Software Development Process
We follow the Agile Model of Software Development in FuGenX
What is Scrum?
Scrum is process of implementing Agile, where features are delivered in fixed number of days called sprints. A sprint is the process of stopping play, then vigorously playing until the sprint ends and a new one begins. The same idea applies here, where we define the requirements for a sprint and work on them without being sidetracked by other things or having things re-prioritized. A specific feature is not recognized as being completed until it is analyzed, designed, coded, tested, re-factored and documented. At the end of the sprint, most features defined in the sprint is completed. If some did not get finished (because of being underestimated), the uncompleted features can be moved to a later sprint. A sprint is considered successful if all the completed features have high quality and can be put into production (or beta) upon ending the sprint.
Every one is clear about their responsibilities. Customer knows what is going on in development. No surprise at the end of the release. Best quality product is delivered.
Team in our Scrum Model:
With Scrum, we have just 3 team roles and they are normally limited to 7 or less individuals (however, we can have multiple Scrum teams in sets of 7 or less):
- Product Owner – This is the person that identifies and prioritizes the features that will appear in a sprint. This is normally the CEO, CTO, or some other high level stakeholder that ultimately is responsible for shaping the roadmap of their product (Usually this role is played by our Customer)
- ScrumMaster – The ScrumMaster is the Project Manager, but does not manage the team deliverables at a micro level. Instead, this person is responsible for ensuring that the deliverables are completed in every sprint, no new features are added to the sprint, code inspection, and ensuring everyone plays by the rules.
- The Team – Each team member is empowered and expected to self-manage themselves and to participate in all duties needed to deliver a feature. This includes analysis, design, coding, testing and documentation.
How do we Work on a Day-by-Day Basis in Scrum Model?
Scrum begins with an 2-4 hour Scrum Kickoff Meeting. The Scrum Kickoff meeting is divided into 2 segments, where we first determine what features are desired for the upcoming sprint. The next hours are used to provide rough estimates for the items identified for the sprint. If the estimates exceed the available resources, the features are prioritized and less important features are dropped from the sprint. An important component of Scrum is using a time-box approach, where meetings and events have a definite time period (e.g. no more than 4 hours for the kickoff meeting) and this time-box is strictly enforced. Once the features are locked in for the sprint, no changes are allowed (new features can not be introduced until the next sprint). When estimating features for a sprint, the estimates includes time for analysis, design, coding, testing, re-factoring, and documentation. A feature is not considered complete until all those things are done.

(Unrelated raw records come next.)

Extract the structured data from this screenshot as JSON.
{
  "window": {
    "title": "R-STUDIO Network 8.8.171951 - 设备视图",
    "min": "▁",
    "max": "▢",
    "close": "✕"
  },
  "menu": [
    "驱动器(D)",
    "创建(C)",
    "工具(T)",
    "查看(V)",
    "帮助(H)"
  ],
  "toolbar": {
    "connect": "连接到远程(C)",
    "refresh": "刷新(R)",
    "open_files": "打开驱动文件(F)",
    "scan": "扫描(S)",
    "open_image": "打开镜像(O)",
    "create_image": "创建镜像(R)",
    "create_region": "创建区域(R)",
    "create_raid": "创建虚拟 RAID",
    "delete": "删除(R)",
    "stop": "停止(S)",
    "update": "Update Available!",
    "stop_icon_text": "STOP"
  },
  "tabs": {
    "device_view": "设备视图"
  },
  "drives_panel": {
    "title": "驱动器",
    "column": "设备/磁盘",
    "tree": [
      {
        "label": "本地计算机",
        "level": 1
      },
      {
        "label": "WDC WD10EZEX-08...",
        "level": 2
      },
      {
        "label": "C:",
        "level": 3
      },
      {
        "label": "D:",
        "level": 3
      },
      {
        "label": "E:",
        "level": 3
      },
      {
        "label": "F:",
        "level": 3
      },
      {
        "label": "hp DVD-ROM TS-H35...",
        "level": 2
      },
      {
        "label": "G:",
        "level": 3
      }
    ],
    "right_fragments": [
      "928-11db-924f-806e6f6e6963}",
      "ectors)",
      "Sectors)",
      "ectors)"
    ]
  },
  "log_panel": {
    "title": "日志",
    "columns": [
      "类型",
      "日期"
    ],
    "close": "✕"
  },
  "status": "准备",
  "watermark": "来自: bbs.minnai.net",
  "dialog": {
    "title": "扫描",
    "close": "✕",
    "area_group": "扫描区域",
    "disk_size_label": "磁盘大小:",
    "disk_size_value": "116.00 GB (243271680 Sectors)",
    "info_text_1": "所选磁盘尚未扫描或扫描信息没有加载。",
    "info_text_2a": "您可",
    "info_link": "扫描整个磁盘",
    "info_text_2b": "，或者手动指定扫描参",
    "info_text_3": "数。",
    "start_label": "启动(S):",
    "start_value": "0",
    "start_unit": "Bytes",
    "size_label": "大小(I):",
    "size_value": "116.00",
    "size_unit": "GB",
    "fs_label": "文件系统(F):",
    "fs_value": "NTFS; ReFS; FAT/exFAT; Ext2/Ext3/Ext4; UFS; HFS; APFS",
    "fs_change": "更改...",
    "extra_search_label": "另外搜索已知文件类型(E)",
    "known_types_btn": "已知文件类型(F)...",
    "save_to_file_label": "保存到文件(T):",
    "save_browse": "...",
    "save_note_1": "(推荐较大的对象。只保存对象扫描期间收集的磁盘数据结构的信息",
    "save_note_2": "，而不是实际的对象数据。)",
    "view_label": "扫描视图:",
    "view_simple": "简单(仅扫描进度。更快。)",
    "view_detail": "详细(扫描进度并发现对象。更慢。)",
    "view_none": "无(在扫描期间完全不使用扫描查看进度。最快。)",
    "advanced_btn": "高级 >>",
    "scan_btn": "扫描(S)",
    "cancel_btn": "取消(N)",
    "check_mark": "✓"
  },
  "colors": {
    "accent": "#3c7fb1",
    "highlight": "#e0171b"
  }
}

Each day, a Daily Scrum Meeting is held to determine how the features are progressing. The meeting is no longer than 15 minutes, and each team member is asked 3 questions:
- What have you accomplished since the last Daily Scrum Meeting?
- What will you do before the next Daily Scrum Meeting?
- Is there anything that is impeding your progress (and remedies are discussed)?
Our Programmer’s follow specific rules:
- Code is only checked out for the duration needed to complete a feature. No exceptions. Most code is checked in daily, as most features are broken down into small feature sets.
- Time must be entered daily. For each feature, we have estimated hours, actual hours and hours remaining to complete the feature. This information is updated at the end of every day so that the ScrumMaster can determine if the release progress is trending as required.
- Programmers are not allowed to be pulled off on tangent projects, they must stick to the features they have been assigned for the sprint.
- All team members are mandatory to attend the Daily Scrum Meeting and are present on time.
- Code is compiled and deployed to a test server daily. Teams use automated build tools to speed up this process. Automated tests may run against the daily releases to discover any issues introduced by the release.
Once a sprint is completed, all features that were completed are then moved to a beta or production environment. Following the sprint is a Retrospective (post mortem), where team members discuss and document things that went well and things that can be improved upon in the next sprint.
Once all sprints are over then it goes for QA and followed by user acceptance Testing.